In Australia, it's more dangerous to have an eating disorder than to hop in the car for a long road trip.
In a report commissioned by the Butterfly Foundation, an organization that supports Australians with eating disorders, an estimated 1,828 people died from eating disorder-related deaths in 2012--a number that was about 50 percent higher than the national road-related death toll.
A public health threat?
Michelle Bridges, writer for the Sydney Morning Herald, is calling Australia's problem a public health issue, as an estimated 913,986 people in the nation suffer from eating disorders--and a third of these people are men.
Bridges notes the mortality rate doubles for a person with an eating disorder, and that Medicare covers just 10 visits to a therapist per year--a measly number for those in the throws a extremely late-stage eating disorders or serious medical issues because of malnutrition.
"When 4 per cent of our population – men and women of a variety of ages – have life-threatening eating issues...ignoring the problem is no longer acceptable. It's time to start making some noise about it," writes Bridges in an article entitled, "Eating disorders don't just take a bite out of our economy, they cost lives."

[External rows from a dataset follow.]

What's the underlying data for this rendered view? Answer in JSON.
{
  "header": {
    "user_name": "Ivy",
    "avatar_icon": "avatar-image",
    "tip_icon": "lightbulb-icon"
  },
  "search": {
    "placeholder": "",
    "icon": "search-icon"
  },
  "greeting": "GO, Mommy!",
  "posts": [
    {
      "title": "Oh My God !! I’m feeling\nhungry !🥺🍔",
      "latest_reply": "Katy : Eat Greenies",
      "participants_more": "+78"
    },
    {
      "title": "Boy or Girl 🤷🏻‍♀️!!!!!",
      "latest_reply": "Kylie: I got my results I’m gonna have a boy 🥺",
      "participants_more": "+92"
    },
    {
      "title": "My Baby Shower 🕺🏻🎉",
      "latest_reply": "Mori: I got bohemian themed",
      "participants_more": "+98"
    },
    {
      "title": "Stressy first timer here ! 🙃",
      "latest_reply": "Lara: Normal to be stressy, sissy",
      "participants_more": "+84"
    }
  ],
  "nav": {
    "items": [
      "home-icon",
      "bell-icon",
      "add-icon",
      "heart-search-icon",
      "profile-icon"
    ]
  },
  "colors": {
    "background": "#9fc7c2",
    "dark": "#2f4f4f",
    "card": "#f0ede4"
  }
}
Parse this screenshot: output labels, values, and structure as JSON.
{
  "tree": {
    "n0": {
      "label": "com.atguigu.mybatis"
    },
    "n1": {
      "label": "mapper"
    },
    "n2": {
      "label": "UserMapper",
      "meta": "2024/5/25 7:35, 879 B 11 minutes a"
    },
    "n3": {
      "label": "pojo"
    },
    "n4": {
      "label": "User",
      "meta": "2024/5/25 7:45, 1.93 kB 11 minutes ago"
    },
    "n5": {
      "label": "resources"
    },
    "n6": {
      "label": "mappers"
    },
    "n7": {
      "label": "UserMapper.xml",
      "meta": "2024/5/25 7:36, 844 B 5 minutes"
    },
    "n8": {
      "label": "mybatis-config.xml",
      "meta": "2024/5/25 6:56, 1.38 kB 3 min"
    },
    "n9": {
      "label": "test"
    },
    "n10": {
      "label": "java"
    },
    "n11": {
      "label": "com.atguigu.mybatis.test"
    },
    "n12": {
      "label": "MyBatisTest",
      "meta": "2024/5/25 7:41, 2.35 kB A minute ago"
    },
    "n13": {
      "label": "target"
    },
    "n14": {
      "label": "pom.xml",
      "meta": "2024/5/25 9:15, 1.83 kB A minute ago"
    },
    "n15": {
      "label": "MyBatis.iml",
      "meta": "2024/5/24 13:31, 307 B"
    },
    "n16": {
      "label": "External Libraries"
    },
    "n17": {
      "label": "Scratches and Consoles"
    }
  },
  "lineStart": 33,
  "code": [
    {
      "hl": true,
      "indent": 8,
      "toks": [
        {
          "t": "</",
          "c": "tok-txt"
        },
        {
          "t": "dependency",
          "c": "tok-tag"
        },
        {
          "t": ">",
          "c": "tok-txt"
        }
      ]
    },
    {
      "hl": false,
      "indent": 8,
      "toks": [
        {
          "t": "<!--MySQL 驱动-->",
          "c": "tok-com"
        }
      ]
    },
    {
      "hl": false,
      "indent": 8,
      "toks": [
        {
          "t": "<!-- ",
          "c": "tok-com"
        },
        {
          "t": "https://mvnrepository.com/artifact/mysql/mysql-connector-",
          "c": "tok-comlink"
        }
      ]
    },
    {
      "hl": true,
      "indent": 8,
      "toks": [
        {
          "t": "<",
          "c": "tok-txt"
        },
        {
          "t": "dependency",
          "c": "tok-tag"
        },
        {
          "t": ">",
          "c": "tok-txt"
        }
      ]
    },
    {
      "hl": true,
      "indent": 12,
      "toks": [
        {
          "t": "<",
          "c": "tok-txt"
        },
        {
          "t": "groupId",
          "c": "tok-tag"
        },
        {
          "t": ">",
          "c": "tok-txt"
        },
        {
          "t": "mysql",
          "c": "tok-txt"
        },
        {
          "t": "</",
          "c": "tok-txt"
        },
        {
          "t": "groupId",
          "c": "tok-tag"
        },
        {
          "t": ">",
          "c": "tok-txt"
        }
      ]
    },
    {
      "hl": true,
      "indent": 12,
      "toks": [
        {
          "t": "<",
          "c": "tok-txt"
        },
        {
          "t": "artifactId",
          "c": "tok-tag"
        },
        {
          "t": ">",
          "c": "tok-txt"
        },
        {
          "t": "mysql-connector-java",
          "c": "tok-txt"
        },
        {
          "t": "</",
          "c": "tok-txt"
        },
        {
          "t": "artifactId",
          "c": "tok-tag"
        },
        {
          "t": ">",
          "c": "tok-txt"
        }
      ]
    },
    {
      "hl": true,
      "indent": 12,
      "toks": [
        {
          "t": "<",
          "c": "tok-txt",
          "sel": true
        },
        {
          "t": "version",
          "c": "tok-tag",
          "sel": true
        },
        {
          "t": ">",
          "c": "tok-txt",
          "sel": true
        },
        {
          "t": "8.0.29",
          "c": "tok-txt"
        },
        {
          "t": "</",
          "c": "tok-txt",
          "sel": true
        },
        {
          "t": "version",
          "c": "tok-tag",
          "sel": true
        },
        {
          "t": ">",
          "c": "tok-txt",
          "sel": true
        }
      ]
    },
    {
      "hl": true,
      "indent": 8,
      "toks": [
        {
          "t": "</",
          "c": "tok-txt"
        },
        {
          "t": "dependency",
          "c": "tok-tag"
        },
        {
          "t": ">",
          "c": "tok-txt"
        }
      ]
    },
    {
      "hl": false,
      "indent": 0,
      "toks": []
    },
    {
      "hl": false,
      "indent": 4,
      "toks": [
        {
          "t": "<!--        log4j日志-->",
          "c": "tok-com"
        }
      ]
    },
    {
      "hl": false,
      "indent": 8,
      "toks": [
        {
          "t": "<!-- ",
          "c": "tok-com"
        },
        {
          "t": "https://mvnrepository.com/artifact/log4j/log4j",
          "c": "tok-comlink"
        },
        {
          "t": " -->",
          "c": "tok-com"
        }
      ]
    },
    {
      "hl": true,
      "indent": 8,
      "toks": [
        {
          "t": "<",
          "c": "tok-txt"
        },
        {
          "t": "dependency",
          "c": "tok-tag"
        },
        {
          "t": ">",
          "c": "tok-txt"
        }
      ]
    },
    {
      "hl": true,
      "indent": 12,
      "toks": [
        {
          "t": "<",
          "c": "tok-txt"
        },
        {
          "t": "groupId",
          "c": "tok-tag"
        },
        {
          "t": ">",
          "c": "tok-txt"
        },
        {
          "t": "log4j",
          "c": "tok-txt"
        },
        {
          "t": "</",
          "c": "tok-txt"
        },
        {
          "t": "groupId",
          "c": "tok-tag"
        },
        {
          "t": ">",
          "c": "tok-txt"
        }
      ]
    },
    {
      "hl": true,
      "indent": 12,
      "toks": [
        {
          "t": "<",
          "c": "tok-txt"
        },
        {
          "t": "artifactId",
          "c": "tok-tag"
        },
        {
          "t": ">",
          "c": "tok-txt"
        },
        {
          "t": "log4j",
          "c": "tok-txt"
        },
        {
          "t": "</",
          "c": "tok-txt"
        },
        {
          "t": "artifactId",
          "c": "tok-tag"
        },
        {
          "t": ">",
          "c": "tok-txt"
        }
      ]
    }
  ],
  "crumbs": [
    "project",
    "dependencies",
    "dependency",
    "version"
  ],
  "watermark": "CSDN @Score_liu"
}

The estimated annual cost for eating disorder treatment in Australia is $70 billion.
Source: Sydney Morning Herald